Keyword search on "image": report each line of the records that contains it.

Page and application data records
- - - - -
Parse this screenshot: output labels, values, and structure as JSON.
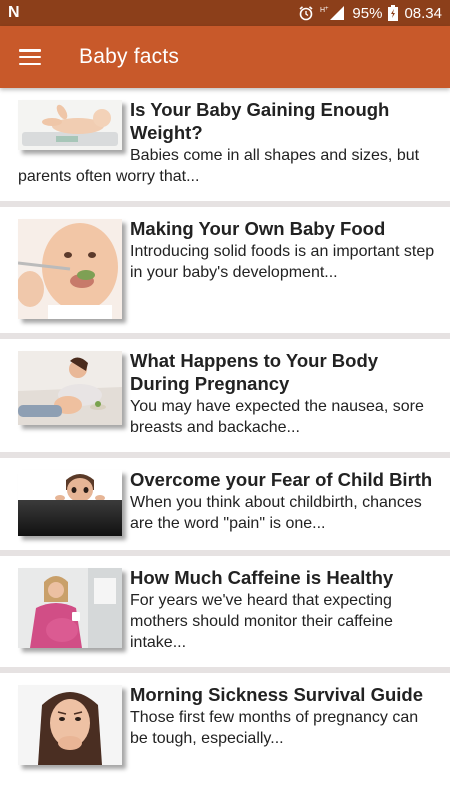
{
  "status_bar": {
    "app_icon": "N",
    "battery_percent": "95%",
    "time": "08.34",
    "icons": [
      "alarm-icon",
      "signal-icon",
      "battery-icon"
    ]
  },
  "app_bar": {
    "menu_icon": "hamburger-menu-icon",
    "title": "Baby facts",
    "color": "#c8592a"
  },
  "articles": [
    {
      "title": "Is Your Baby Gaining Enough Weight?",
      "description": "Babies come in all shapes and sizes, but parents often worry that...",
      "image": "baby-on-scale-image"
    },
    {
      "title": "Making Your Own Baby Food",
      "description": "Introducing solid foods is an important step in your baby's development...",
      "image": "baby-eating-image"
    },
    {
      "title": "What Happens to Your Body During Pregnancy",
      "description": "You may have expected the nausea, sore breasts and backache...",
      "image": "pregnant-woman-lying-image"
    },
    {
      "title": "Overcome your Fear of Child Birth",
      "description": "When you think about childbirth, chances are the word \"pain\" is one...",
      "image": "man-peeking-image"
    },
    {
      "title": "How Much Caffeine is Healthy",
      "description": "For years we've heard that expecting mothers should monitor their caffeine intake...",
      "image": "pregnant-woman-mug-image"
    },
    {
      "title": "Morning Sickness Survival Guide",
      "description": "Those first few months of pregnancy can be tough, especially...",
      "image": "woman-nauseous-image"
    }
  ]
}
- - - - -
§ Expected answer
      "image": "baby-on-scale-image"
      "image": "baby-eating-image"
      "image": "pregnant-woman-lying-image"
      "image": "man-peeking-image"
      "image": "pregnant-woman-mug-image"
      "image": "woman-nauseous-image"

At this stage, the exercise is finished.